• **Aim of the task**: Retype each entry. Leave every word as it is.

:::

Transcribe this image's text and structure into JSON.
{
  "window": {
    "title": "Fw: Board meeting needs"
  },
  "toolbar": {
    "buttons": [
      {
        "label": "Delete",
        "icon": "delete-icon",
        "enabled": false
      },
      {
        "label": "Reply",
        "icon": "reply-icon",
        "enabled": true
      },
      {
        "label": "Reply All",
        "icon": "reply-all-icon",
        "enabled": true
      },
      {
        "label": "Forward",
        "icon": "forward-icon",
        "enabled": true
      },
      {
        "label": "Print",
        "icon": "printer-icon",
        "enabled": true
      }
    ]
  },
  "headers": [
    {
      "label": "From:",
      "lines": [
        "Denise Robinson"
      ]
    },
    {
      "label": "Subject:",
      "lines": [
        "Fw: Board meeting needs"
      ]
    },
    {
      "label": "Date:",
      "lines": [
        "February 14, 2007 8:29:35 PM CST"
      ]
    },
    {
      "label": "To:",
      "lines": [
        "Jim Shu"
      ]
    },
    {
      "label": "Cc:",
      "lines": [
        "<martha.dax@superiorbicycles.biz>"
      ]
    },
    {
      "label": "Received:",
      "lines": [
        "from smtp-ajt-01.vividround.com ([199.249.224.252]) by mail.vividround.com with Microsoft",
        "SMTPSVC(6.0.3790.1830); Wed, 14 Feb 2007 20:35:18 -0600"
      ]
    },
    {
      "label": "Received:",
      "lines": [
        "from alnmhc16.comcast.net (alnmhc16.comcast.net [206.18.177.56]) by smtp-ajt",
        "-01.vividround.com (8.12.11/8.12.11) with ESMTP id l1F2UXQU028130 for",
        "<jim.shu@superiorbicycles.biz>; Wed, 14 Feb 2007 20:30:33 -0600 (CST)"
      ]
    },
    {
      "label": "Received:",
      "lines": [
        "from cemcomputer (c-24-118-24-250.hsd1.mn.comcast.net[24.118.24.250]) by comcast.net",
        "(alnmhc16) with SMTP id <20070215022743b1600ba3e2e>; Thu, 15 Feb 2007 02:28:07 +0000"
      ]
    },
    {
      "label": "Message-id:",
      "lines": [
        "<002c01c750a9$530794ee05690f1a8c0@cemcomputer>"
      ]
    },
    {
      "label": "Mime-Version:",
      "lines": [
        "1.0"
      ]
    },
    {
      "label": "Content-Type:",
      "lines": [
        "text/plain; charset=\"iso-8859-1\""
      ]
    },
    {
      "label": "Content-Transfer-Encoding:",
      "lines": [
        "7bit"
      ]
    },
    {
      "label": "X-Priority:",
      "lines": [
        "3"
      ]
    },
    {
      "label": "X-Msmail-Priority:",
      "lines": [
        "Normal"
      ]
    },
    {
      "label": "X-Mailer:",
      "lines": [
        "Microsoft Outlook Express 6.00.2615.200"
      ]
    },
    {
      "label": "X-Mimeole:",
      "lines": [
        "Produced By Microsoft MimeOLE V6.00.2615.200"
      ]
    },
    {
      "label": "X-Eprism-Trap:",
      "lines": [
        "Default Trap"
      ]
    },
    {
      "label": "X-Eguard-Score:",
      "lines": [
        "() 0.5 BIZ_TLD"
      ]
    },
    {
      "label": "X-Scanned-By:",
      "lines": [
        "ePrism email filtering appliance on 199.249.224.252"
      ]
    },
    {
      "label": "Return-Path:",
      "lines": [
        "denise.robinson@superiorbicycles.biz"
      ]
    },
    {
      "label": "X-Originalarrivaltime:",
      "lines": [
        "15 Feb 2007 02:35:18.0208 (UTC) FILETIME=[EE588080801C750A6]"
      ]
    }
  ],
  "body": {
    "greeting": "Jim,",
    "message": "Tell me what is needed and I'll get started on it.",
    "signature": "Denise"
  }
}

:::

• **Response**:
Transcribe this image's text and structure into JSON.
{
  "window": {
    "title": "Fw: Board meeting needs"
  },
  "toolbar": {
    "buttons": [
      {
        "label": "Delete",
        "icon": "delete-icon",
        "enabled": false
      },
      {
        "label": "Reply",
        "icon": "reply-icon",
        "enabled": true
      },
      {
        "label": "Reply All",
        "icon": "reply-all-icon",
        "enabled": true
      },
      {
        "label": "Forward",
        "icon": "forward-icon",
        "enabled": true
      },
      {
        "label": "Print",
        "icon": "printer-icon",
        "enabled": true
      }
    ]
  },
  "headers": [
    {
      "label": "From:",
      "lines": [
        "Denise Robinson"
      ]
    },
    {
      "label": "Subject:",
      "lines": [
        "Fw: Board meeting needs"
      ]
    },
    {
      "label": "Date:",
      "lines": [
        "February 14, 2007 8:29:35 PM CST"
      ]
    },
    {
      "label": "To:",
      "lines": [
        "Jim Shu"
      ]
    },
    {
      "label": "Cc:",
      "lines": [
        "<martha.dax@superiorbicycles.biz>"
      ]
    },
    {
      "label": "Received:",
      "lines": [
        "from smtp-ajt-01.vividround.com ([199.249.224.252]) by mail.vividround.com with Microsoft",
        "SMTPSVC(6.0.3790.1830); Wed, 14 Feb 2007 20:35:18 -0600"
      ]
    },
    {
      "label": "Received:",
      "lines": [
        "from alnmhc16.comcast.net (alnmhc16.comcast.net [206.18.177.56]) by smtp-ajt",
        "-01.vividround.com (8.12.11/8.12.11) with ESMTP id l1F2UXQU028130 for",
        "<jim.shu@superiorbicycles.biz>; Wed, 14 Feb 2007 20:30:33 -0600 (CST)"
      ]
    },
    {
      "label": "Received:",
      "lines": [
        "from cemcomputer (c-24-118-24-250.hsd1.mn.comcast.net[24.118.24.250]) by comcast.net",
        "(alnmhc16) with SMTP id <20070215022743b1600ba3e2e>; Thu, 15 Feb 2007 02:28:07 +0000"
      ]
    },
    {
      "label": "Message-id:",
      "lines": [
        "<002c01c750a9$530794ee05690f1a8c0@cemcomputer>"
      ]
    },
    {
      "label": "Mime-Version:",
      "lines": [
        "1.0"
      ]
    },
    {
      "label": "Content-Type:",
      "lines": [
        "text/plain; charset=\"iso-8859-1\""
      ]
    },
    {
      "label": "Content-Transfer-Encoding:",
      "lines": [
        "7bit"
      ]
    },
    {
      "label": "X-Priority:",
      "lines": [
        "3"
      ]
    },
    {
      "label": "X-Msmail-Priority:",
      "lines": [
        "Normal"
      ]
    },
    {
      "label": "X-Mailer:",
      "lines": [
        "Microsoft Outlook Express 6.00.2615.200"
      ]
    },
    {
      "label": "X-Mimeole:",
      "lines": [
        "Produced By Microsoft MimeOLE V6.00.2615.200"
      ]
    },
    {
      "label": "X-Eprism-Trap:",
      "lines": [
        "Default Trap"
      ]
    },
    {
      "label": "X-Eguard-Score:",
      "lines": [
        "() 0.5 BIZ_TLD"
      ]
    },
    {
      "label": "X-Scanned-By:",
      "lines": [
        "ePrism email filtering appliance on 199.249.224.252"
      ]
    },
    {
      "label": "Return-Path:",
      "lines": [
        "denise.robinson@superiorbicycles.biz"
      ]
    },
    {
      "label": "X-Originalarrivaltime:",
      "lines": [
        "15 Feb 2007 02:35:18.0208 (UTC) FILETIME=[EE588080801C750A6]"
      ]
    }
  ],
  "body": {
    "greeting": "Jim,",
    "message": "Tell me what is needed and I'll get started on it.",
    "signature": "Denise"
  }
}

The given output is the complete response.